### Dataset excerpts

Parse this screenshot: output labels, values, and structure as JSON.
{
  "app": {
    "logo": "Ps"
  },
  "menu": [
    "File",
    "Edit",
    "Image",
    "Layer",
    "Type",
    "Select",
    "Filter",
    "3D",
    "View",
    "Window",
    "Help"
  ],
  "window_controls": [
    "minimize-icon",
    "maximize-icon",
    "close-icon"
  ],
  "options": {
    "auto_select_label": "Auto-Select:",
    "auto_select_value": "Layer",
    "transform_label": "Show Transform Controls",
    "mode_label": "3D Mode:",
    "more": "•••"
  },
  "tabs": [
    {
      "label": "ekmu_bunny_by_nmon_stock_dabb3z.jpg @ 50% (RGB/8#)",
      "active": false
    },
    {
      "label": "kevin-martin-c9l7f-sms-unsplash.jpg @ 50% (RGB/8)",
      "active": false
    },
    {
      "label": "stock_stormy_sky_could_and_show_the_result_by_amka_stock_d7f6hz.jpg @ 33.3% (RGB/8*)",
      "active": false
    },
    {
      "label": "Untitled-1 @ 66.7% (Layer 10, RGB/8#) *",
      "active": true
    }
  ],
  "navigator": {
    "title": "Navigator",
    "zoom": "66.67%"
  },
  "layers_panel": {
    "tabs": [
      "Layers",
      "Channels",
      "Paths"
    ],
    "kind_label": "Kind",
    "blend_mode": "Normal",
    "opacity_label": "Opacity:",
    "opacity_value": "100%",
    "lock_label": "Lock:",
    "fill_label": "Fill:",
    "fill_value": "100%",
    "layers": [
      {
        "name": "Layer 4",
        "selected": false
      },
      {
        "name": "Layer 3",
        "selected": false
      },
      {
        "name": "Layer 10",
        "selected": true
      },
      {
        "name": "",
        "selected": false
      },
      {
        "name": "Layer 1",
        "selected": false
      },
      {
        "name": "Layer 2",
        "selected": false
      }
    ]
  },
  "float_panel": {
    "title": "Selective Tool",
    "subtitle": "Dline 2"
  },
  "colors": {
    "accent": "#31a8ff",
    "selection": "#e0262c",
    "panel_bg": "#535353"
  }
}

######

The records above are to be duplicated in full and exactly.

Parse this screenshot: output labels, values, and structure as JSON.
{
  "app": {
    "logo": "Ps"
  },
  "menu": [
    "File",
    "Edit",
    "Image",
    "Layer",
    "Type",
    "Select",
    "Filter",
    "3D",
    "View",
    "Window",
    "Help"
  ],
  "window_controls": [
    "minimize-icon",
    "maximize-icon",
    "close-icon"
  ],
  "options": {
    "auto_select_label": "Auto-Select:",
    "auto_select_value": "Layer",
    "transform_label": "Show Transform Controls",
    "mode_label": "3D Mode:",
    "more": "•••"
  },
  "tabs": [
    {
      "label": "ekmu_bunny_by_nmon_stock_dabb3z.jpg @ 50% (RGB/8#)",
      "active": false
    },
    {
      "label": "kevin-martin-c9l7f-sms-unsplash.jpg @ 50% (RGB/8)",
      "active": false
    },
    {
      "label": "stock_stormy_sky_could_and_show_the_result_by_amka_stock_d7f6hz.jpg @ 33.3% (RGB/8*)",
      "active": false
    },
    {
      "label": "Untitled-1 @ 66.7% (Layer 10, RGB/8#) *",
      "active": true
    }
  ],
  "navigator": {
    "title": "Navigator",
    "zoom": "66.67%"
  },
  "layers_panel": {
    "tabs": [
      "Layers",
      "Channels",
      "Paths"
    ],
    "kind_label": "Kind",
    "blend_mode": "Normal",
    "opacity_label": "Opacity:",
    "opacity_value": "100%",
    "lock_label": "Lock:",
    "fill_label": "Fill:",
    "fill_value": "100%",
    "layers": [
      {
        "name": "Layer 4",
        "selected": false
      },
      {
        "name": "Layer 3",
        "selected": false
      },
      {
        "name": "Layer 10",
        "selected": true
      },
      {
        "name": "",
        "selected": false
      },
      {
        "name": "Layer 1",
        "selected": false
      },
      {
        "name": "Layer 2",
        "selected": false
      }
    ]
  },
  "float_panel": {
    "title": "Selective Tool",
    "subtitle": "Dline 2"
  },
  "colors": {
    "accent": "#31a8ff",
    "selection": "#e0262c",
    "panel_bg": "#535353"
  }
}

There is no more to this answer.